Robert Ménard: Because we can’t. We can’t ask the competitors to do something that’s impossible for them. Saying to young people who have been training hard for this for months, for years, “Listen you can’t go now”, it’s just not realistic. They’re not to blame. The responsibility, the crux of the problem, lies with the International Olympic Committee for choosing Beijing as the host city. They have to face up to their responsibilities and to the politicians, because this is a political matter.
EuroNews: But when you say face up to their responsibilities, what exactly do you mean? For example Jacques Rogge, the President of the International Olympic Committee, has said the Committee was engaged in silent diplomacy with China.
Robert Ménard: Jacques Rogge is taking us all for idiots. He’s a liar. Months ago we, along with human rights groups from across the world, gave him a list of about 40 people in Chinese prisons and asked him to show it to the Chinese authorities. And Rogge never did it. He doesn’t get results, because he doesn’t ask for anything. He says: “I organise sports events, don’t ask me to talk about human rights, I don’t do politics”. But the decision to choose Beijing is a political decision.
EuroNews: If France doesn’t go to the opening ceremony, but Germany, Britain and the United States-who’ve said they’re against a boycott- all turn up, what is France going to change…?
Robert Ménard: To our mind, it’s about more than just asking Nicolas Sarkozy. Why is Sarkozy’s position important? Because in August, when the Games start, he’ll be presiding over the European Union. Therefore he’ll be representing the 27 EU countries. There’s going to be a meeting of Foreign Ministers of all the EU members. I hope they will adopt a common stance. I hope Europe will speak out loudly as one. We can’t talk about human rights, which were created by Europeans, and then forget about them when it becomes awkward. Obviously our governments don’t think that. They are obsessed with one thing and that’s the business they do with China, and that their companies do with China.
EuroNews: You want political leaders to boycott the opening ceremony. And what about journalists, what do you think they should do?

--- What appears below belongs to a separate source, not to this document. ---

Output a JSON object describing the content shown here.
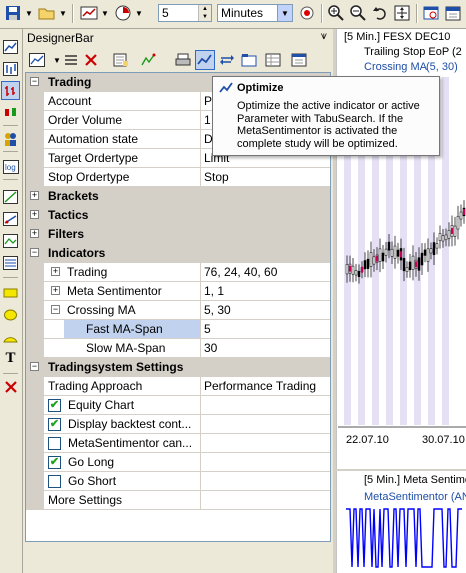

Robert Ménard: All journalists must ask permission to go to Lhasa in Tibet. All of them must ask. There’ll be 20,000 there asking to go because it’s their job to go the most difficult places. I don’t dare imagine that any journalist worthy of the name would be happy just to go to Beijing. No way. That’s the first thing. A number of other journalists, we’ll ask them to wear a sign, saying “I’m not stupid”. Certainly for some, they must report the news, the sporting results. But at the same time they must remember which country they’re in.
EuroNews: I read an article that quoted you as saying that the problem with NGOs is that most have a sort of incestuous relationship with the political left, while you consider yourself non-political in your approach.
Robert Ménard: We are watchdogs. I have no more sympathy for a right-wing dictatorship than for a left-wing dictatorship. I, and ‘Reporters without Borders’, can be just as intransigent whether it be with Castro putting 25 journalists in prison or with Bush when his army fires at journalists in Iraq. I’m not saying that Mr. Castro and Mr. Bush are the same. Obviously they’re not. I don’t have selective sensitivity. Are there good dictatorships and bad dictatorships? Of course not. I’m shocked by Saudi Arabia, an ally of the US, just as much as I am by communist China.
EuroNews: One last question Mr. Ménard. Will you go to Beijing?
Robert Ménard: I can’t go to Beijing any more. I was thrown out last August. We were demonstrating in the street outside the headquarters of the Beijing Olympic Organising Committee and they arrested us and chucked us out. I tried to get back in via Hong Kong a couple of months ago. Now I’ve got a stamp on my passport saying I can never go back to China. The communist government there won’t last forever. Neither will I. I hope to go back one day to a democratic China.